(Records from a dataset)
..........

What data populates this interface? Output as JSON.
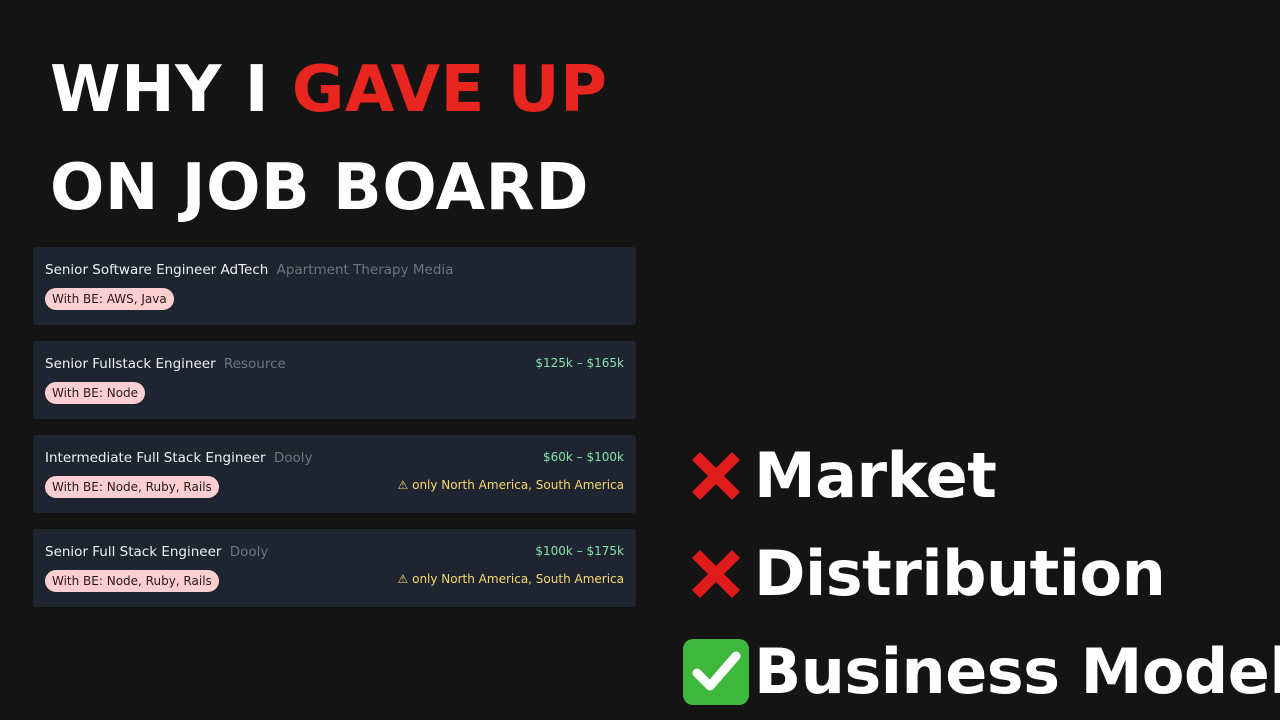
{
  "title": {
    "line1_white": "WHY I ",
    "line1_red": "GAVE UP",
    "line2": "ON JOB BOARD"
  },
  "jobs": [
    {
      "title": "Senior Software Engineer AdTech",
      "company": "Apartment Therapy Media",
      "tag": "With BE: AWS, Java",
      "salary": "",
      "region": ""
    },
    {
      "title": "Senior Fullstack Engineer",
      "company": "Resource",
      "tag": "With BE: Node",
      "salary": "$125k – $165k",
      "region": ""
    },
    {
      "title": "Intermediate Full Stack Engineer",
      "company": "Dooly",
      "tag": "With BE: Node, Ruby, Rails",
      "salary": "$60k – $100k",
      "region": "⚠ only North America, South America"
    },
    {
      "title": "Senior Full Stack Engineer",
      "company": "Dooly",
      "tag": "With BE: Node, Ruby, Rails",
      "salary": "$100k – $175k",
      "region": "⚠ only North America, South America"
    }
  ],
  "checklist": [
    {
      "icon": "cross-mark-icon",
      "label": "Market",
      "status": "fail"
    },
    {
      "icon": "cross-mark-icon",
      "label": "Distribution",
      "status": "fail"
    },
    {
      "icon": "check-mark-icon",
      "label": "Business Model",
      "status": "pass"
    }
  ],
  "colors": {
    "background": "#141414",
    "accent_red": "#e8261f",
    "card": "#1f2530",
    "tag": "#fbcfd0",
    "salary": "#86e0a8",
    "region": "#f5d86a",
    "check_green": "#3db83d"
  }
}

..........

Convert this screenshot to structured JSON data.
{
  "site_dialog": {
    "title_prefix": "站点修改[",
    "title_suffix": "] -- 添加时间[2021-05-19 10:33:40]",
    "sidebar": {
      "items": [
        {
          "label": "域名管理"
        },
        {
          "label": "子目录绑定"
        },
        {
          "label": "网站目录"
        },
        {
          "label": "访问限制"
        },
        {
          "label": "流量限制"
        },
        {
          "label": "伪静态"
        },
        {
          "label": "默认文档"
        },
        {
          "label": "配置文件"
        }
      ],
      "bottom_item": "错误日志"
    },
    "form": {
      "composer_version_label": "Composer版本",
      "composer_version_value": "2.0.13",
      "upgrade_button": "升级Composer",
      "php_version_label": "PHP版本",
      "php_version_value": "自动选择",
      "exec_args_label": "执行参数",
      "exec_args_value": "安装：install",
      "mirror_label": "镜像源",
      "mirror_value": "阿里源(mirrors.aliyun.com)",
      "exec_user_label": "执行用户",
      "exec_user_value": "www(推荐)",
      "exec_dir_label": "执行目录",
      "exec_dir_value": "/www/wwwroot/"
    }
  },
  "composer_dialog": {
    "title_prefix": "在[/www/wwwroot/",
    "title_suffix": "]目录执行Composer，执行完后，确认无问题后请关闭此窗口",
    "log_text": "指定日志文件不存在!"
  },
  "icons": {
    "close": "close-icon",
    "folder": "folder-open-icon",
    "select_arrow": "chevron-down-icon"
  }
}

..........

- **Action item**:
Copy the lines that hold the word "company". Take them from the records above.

- **Response area**:
      "company": "Apartment Therapy Media",
      "company": "Resource",
      "company": "Dooly",
      "company": "Dooly",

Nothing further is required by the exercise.